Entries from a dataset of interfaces

'''

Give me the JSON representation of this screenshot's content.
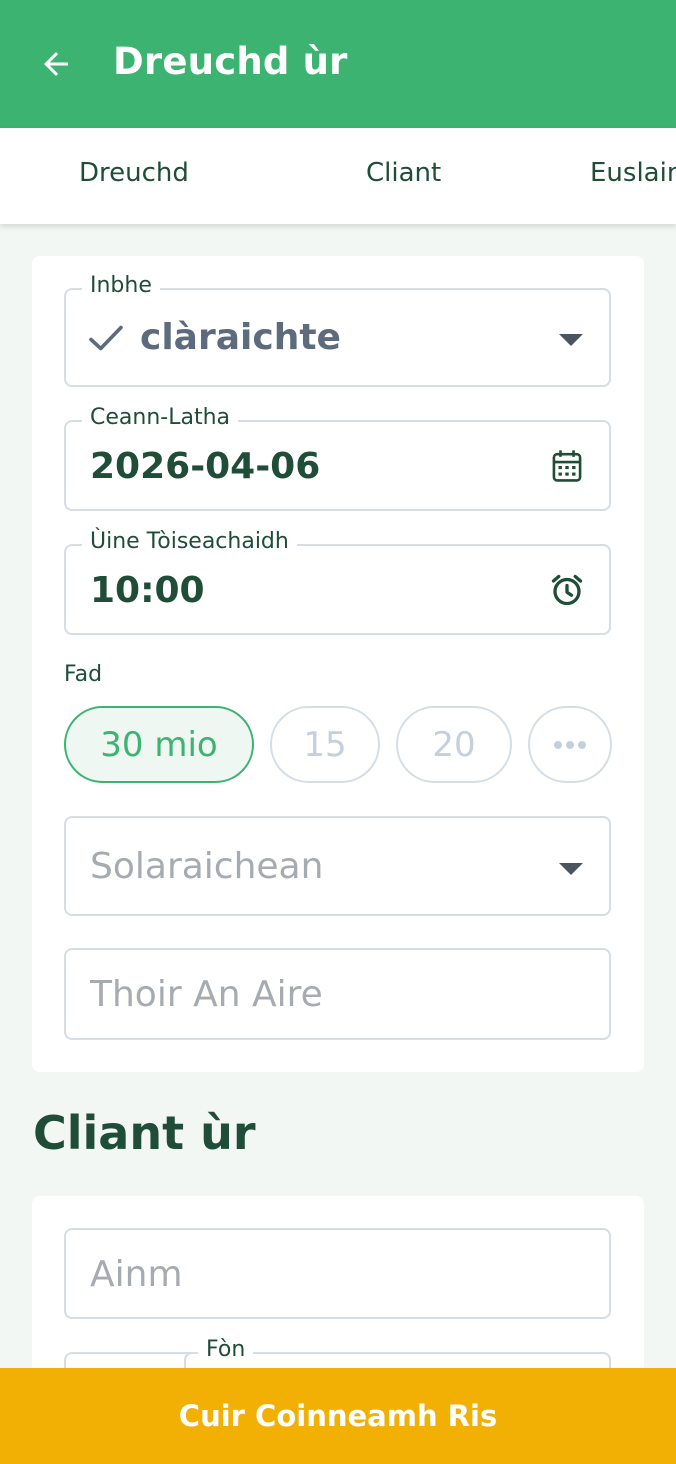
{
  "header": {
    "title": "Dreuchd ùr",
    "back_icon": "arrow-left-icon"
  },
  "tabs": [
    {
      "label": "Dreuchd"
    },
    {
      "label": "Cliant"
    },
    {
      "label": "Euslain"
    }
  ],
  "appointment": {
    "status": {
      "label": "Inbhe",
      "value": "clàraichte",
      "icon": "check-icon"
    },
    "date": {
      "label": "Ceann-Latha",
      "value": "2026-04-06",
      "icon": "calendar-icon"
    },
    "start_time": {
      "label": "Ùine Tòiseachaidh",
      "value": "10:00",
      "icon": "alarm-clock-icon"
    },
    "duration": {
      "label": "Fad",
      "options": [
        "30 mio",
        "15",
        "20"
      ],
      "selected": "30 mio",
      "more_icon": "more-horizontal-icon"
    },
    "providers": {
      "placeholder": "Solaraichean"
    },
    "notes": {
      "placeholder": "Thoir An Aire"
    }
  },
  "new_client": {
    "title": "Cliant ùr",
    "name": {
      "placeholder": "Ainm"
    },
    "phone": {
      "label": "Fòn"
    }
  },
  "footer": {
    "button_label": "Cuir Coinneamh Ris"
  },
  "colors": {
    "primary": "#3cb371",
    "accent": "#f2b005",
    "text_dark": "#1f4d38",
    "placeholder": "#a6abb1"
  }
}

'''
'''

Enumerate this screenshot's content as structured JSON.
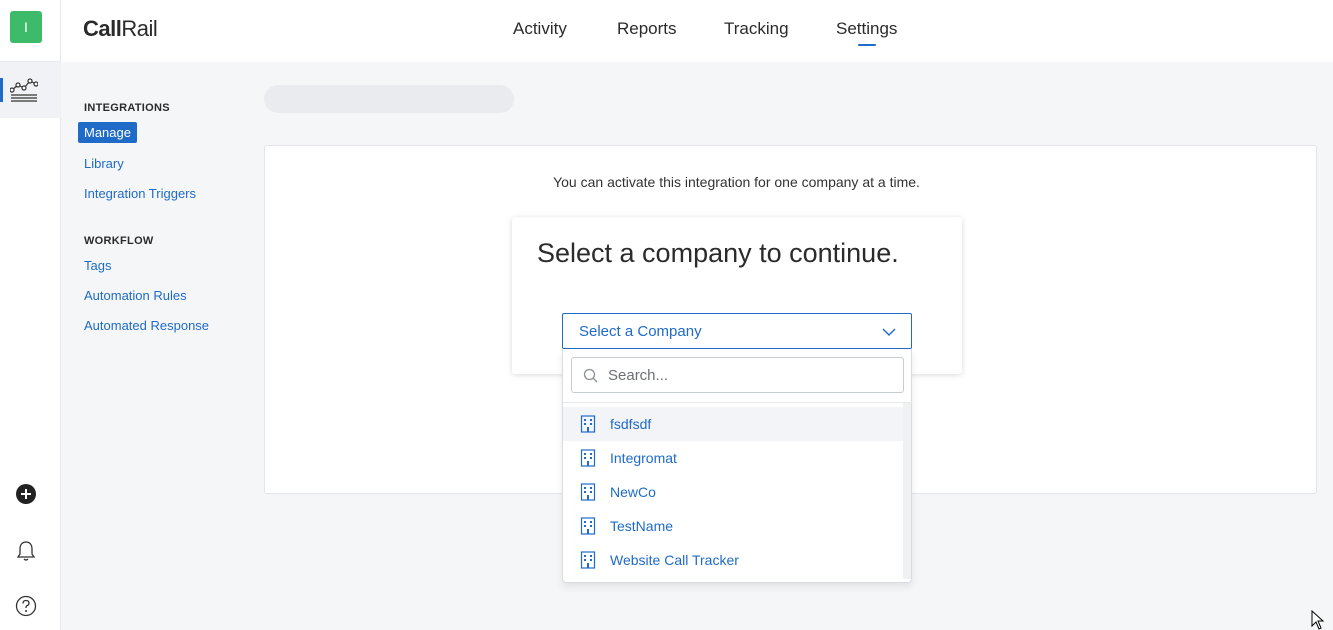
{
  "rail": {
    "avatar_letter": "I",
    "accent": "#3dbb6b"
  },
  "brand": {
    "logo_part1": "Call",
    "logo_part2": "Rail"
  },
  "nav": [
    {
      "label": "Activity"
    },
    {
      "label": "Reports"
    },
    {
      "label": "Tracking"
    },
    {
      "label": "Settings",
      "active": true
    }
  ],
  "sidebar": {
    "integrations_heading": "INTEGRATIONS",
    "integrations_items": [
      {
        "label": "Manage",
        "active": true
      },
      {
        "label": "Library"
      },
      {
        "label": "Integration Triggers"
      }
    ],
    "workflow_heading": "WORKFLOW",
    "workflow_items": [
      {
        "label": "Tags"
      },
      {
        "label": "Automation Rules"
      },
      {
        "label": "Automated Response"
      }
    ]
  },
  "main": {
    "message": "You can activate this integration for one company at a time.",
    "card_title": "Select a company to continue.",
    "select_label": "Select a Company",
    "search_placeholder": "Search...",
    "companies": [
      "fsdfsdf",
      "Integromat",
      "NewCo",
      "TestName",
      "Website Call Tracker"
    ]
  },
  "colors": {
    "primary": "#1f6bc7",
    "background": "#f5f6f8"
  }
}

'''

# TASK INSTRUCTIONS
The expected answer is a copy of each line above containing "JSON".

# OUTPUT BELOW
Give me the JSON representation of this screenshot's content.
Enumerate this screenshot's content as structured JSON.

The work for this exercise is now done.